Business Expenses (If unsure, estimate or ask others in your specialty.)

  • Rent/Utilities (if in rented office)
  • Telephone (does not include line charge for home line)
  • Internet and Database
  • Transportation (check IRS web site for deductible rate per business-related
  • mile; or use direct cost)
  • Office Supplies
  • Equipment (depreciated over life of the item)
  • Continuing Education/Organization Dues
  • Reference Materials
  • Copying
  • Postage
  • Administrative Support Services
  • Advertising/Promotion/Marketing Expenses
  • Accountant/Attorney/Other Experts
  • Income Taxes and Social Security***
 ***Calculated as a percentage of gross income. Hint: calculate income minus expenses minus deductible benefits costs first, and then calculate tax on that figure; add to expenses then figure hourly rate. If you want to take a quicker approach, just estimate 25% of net income (income minus expenses). This is not absolutely accurate, but a decent ballpark.


Insurance (Health, Disability, Life)
Retirement Plan

Billable Hours

A full-time employee, excluding sick leave, holidays and two weeks vacation, works about 1800-1900 hours on average per year.

40 hrs. x 52 weeks = 2080 hrs. – 80 hrs. vacation – 40 hrs. holidays – 40 hrs. sick time = 1920 hrs.

Full-time entrepreneurs, counting marketing time, office management and general hassles—and sick time and vacation—yes, you'll need them, can bill an average of 900 hours per year.


Now you have the information to use method #1.

Average Hourly Rate=
Personal Expenses + Business Expenses + Benefits Cost
                          Billable Hours

Calculate the hourly rate and stick to it. And, don’t forget to recalculate it annually and give yourself a raise. As your expertise increases, you may find that you work faster and more efficiently.
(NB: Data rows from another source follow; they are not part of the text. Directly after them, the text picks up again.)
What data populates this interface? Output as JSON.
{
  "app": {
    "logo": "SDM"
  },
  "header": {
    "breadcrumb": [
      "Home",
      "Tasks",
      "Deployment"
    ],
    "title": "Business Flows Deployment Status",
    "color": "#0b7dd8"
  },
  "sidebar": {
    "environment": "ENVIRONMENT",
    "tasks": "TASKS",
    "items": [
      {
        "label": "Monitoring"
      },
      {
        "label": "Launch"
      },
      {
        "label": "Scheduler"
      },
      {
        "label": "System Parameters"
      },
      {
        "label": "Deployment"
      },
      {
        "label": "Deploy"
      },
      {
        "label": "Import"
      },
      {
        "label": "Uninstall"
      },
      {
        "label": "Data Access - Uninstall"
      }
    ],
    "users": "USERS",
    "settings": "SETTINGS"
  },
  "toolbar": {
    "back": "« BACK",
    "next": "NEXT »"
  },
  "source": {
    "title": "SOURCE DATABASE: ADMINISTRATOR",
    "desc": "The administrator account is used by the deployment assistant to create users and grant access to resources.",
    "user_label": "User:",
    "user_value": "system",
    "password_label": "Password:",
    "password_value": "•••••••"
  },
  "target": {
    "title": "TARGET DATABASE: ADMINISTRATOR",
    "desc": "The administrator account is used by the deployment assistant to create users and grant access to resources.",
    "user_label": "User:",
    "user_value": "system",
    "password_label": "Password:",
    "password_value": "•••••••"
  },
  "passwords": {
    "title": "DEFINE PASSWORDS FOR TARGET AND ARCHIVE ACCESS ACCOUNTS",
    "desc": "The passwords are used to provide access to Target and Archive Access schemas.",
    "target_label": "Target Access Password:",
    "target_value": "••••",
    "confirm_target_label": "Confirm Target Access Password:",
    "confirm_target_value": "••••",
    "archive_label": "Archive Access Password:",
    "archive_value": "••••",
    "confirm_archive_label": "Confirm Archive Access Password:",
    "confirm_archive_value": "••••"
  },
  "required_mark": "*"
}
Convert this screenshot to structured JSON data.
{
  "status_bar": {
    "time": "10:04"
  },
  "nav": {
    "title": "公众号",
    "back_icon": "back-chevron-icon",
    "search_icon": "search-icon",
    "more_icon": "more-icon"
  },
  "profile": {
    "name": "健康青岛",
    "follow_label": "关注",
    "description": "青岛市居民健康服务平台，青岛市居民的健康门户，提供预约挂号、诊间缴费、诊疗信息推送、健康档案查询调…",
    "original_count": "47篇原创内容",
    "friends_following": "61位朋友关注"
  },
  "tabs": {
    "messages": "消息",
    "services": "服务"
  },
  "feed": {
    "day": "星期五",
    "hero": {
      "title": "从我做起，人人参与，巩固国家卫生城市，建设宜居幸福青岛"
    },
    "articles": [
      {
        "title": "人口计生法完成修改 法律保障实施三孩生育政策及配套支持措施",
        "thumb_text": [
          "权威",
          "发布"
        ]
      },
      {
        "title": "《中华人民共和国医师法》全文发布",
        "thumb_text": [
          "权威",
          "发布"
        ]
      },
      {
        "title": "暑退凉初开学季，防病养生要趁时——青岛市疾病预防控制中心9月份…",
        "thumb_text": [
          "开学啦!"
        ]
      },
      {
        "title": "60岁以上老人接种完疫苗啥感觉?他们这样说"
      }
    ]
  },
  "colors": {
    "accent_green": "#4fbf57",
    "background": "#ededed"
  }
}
Also, you deserve it!

© Women Entrepreneurs of Southern Oregon (WESO)
Powered by Wild Apricot Membership Software